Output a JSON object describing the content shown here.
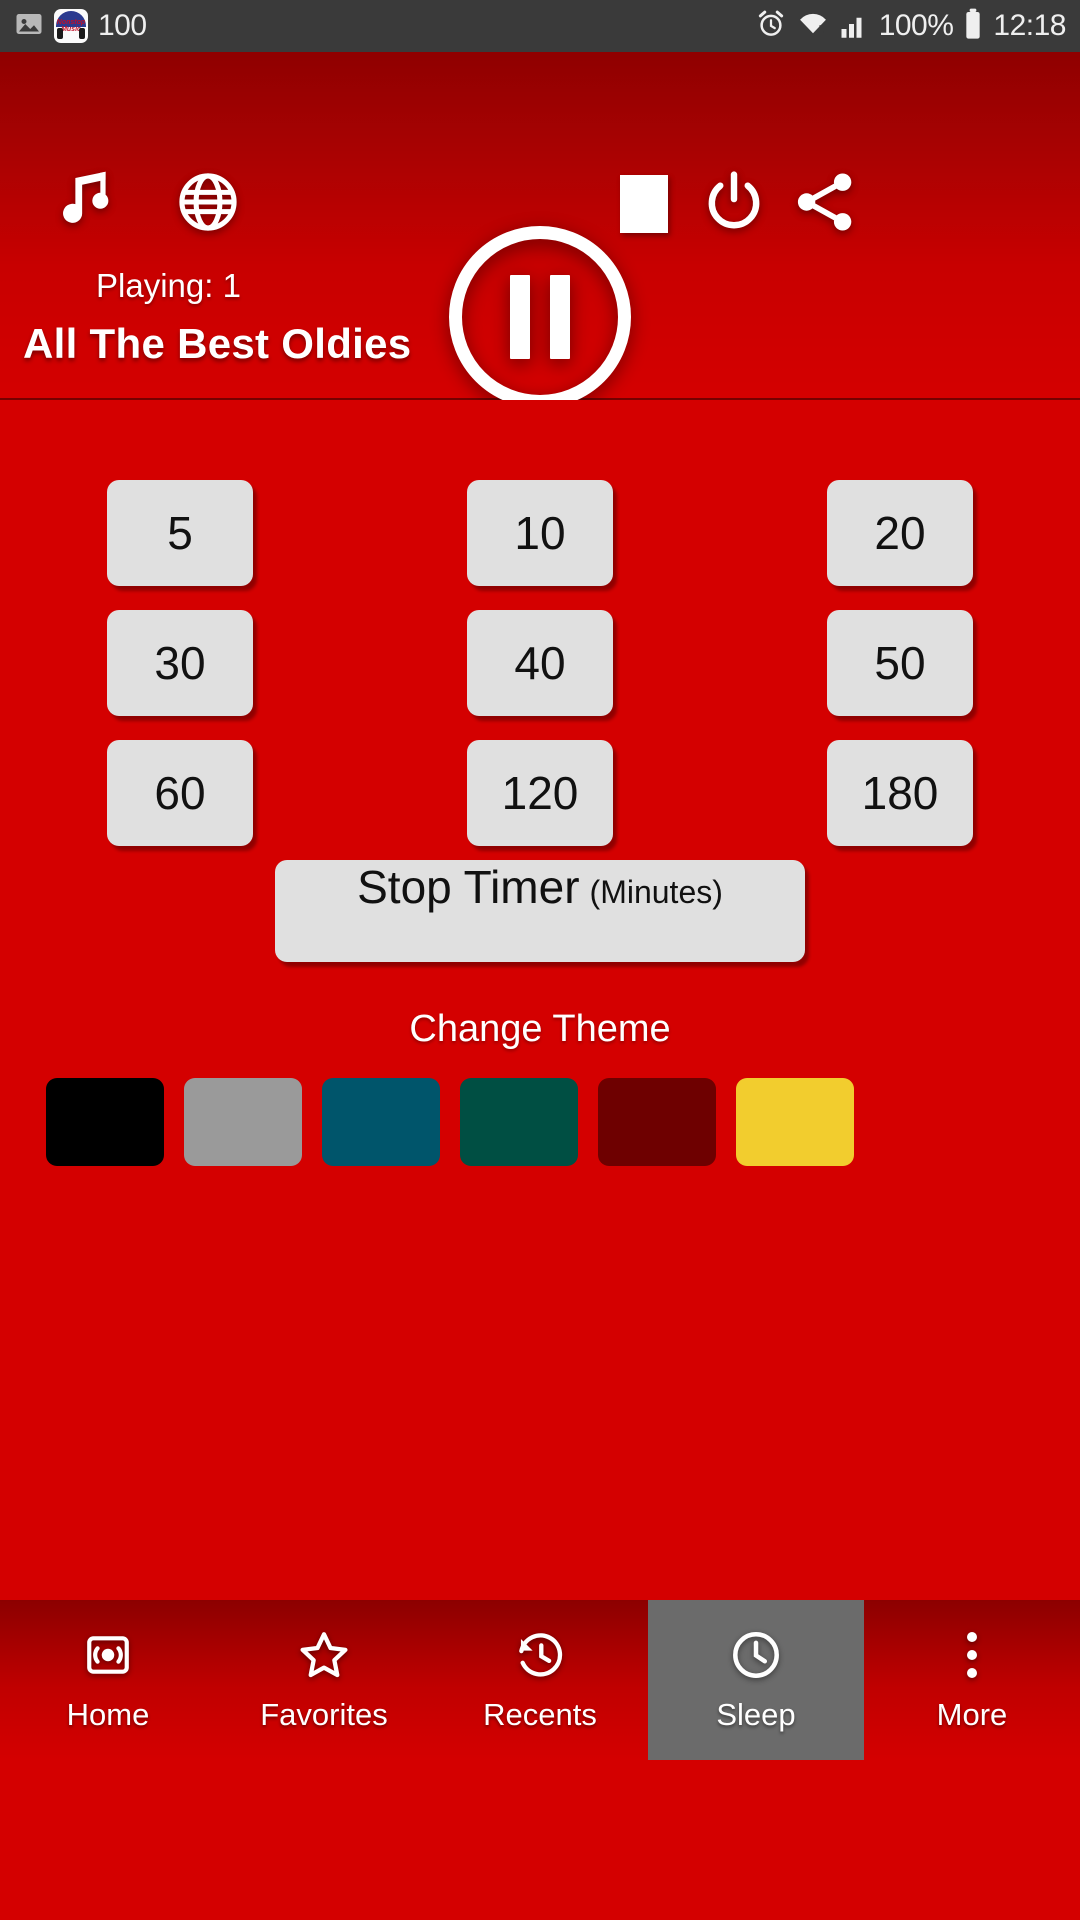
{
  "status_bar": {
    "image_icon": "image-icon",
    "app_badge_line1": "Nonstop",
    "app_badge_line2": "Music",
    "notification_count": "100",
    "alarm_icon": "alarm-icon",
    "wifi_icon": "wifi-icon",
    "signal_icon": "signal-icon",
    "battery_percent": "100%",
    "battery_icon": "battery-icon",
    "clock": "12:18"
  },
  "player": {
    "music_icon": "music-note-icon",
    "globe_icon": "globe-icon",
    "playpause_icon": "pause-icon",
    "stop_icon": "stop-icon",
    "power_icon": "power-icon",
    "share_icon": "share-icon",
    "playing_label": "Playing: 1",
    "station_title": "All The Best Oldies"
  },
  "sleep_timer": {
    "options": [
      "5",
      "10",
      "20",
      "30",
      "40",
      "50",
      "60",
      "120",
      "180"
    ],
    "stop_timer_main": "Stop Timer",
    "stop_timer_sub": "(Minutes)"
  },
  "theme": {
    "label": "Change Theme",
    "swatches": [
      {
        "name": "black",
        "color": "#000000"
      },
      {
        "name": "gray",
        "color": "#9a9a9a"
      },
      {
        "name": "blue",
        "color": "#00556b"
      },
      {
        "name": "green",
        "color": "#004f43"
      },
      {
        "name": "maroon",
        "color": "#6e0000"
      },
      {
        "name": "yellow",
        "color": "#f2cd2e"
      }
    ]
  },
  "bottom_nav": {
    "items": [
      {
        "label": "Home",
        "icon": "radio-icon",
        "selected": false
      },
      {
        "label": "Favorites",
        "icon": "star-icon",
        "selected": false
      },
      {
        "label": "Recents",
        "icon": "history-clock-icon",
        "selected": false
      },
      {
        "label": "Sleep",
        "icon": "clock-icon",
        "selected": true
      },
      {
        "label": "More",
        "icon": "more-vert-icon",
        "selected": false
      }
    ]
  },
  "colors": {
    "background_red": "#d40000",
    "header_dark_red": "#8f0000",
    "button_gray": "#e0e0e0",
    "selected_nav": "#6b6b6b",
    "status_bar": "#3a3a3a"
  }
}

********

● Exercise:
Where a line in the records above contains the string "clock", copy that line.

● Problem solution:
    "clock": "12:18"
        "icon": "history-clock-icon",
        "icon": "clock-icon",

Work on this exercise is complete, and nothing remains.